They say prefecture 46, Fukui, is the happiest in Japan. If that’s the case, then it’s true in spite of the weather. Winter here consists of snow, sleet, hail and rain, usually within a few minutes of each other. Still, the people are happy – it’s a very different place in summer, apparently. Historically, though, there’s no doubting that the place has seen its fair share of glee. Take 1940, for example, when there was a sudden spike in happiness – a leap from misery to joy.
By then the Second World War was well under way in Europe. Germany was stretching out its black fists to pulverise its neighbours; France raised the white flag, and with America swithering over whether or not to get involved, Britain was beginning to feel very isolated.
On the opposite side of Europe, the situation was altogether more dire. Polish Jews, already on the run from the Nazis, now found their country invaded from the East as the Soviet Union began a big, red march into the continent. With nowhere else to go, the Jews fled to Lithuania to buy themselves a little time. There they found themselves trapped, with every border country having strong allegiances one way or another.
Salvation, when it arrived, came from an usual source: Chiune Sugihara, the vice consul of the Japanese Consulate in Kaunas. A deal was struck with Russian troops, allowing any Jewish Pole to pass all the way through the vastness of Russia and get on a boat to Japan, so long as they held the relevant documentation and bought a ticket on the Trans-Siberian railway at an inflated price.
Though Japan was not yet part of The Axis, the orders were not to help Jews in any way.

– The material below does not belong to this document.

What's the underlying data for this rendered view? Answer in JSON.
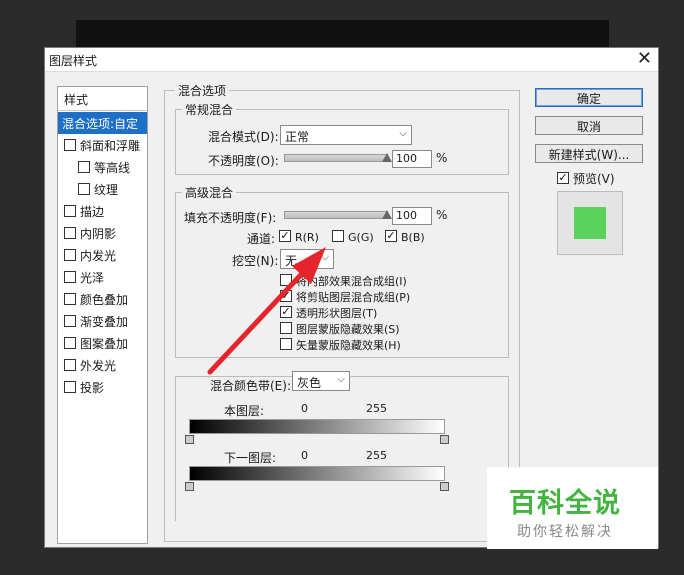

But Sugihara was a man of conscience – and he had to pass the stricken refugees every day. So, in an act of gross disobedience, the man from Gifu started issuing visas. Thousands of them.
It’s not certain exactly how many thousands of people he saved from the Nazi camps and Siberian prisons, but save them he did. After ending the mammoth train journey in Vladivostok, the majority of the refugees immediately boarded a boat to Japan. In those days, Tsuruga, Fukui was an important port town and so it was here that salvation was finally found.
The dishevelled Poles must have been quite a sight as they shambled through town, and there are some alive today who still remember watching these strange, wretched gaijins disembarking.
Though she was already in her late teens by then, Eiko Takagi doesn’t actually remember that day. Perhaps she was out of town, perhaps she was doing something else. Who knows, but at 89, we’ll forgive her the slight memory lapse.
She still lives in the rainy little town by the sea, making dolls as she has done since her youth. Yet, what started as a hobby all those years ago is today a high art form. Implausibly made exclusively from paper, Takagi’s figurines have a vitality about them that Pixar would envy. Each little diorama depicts an seasonal scene – flying kites in an autumnal breeze, throwing snowballs, preparing for New Year celebrations – that changes throughout the year. They almost always involve children, and though the dolls are faceless, they are absolutely full of life. Takagi doesn’t sketch the scene before she creates them, she just makes what she sees in her mind’s eye.
So content is Takagi with her work, that she doesn’t feel the need to sell it. No, she just teaches other people and occasionally does temporary exhibitions for department stores. She doesn’t need more than that – she’s content, you see? Happy.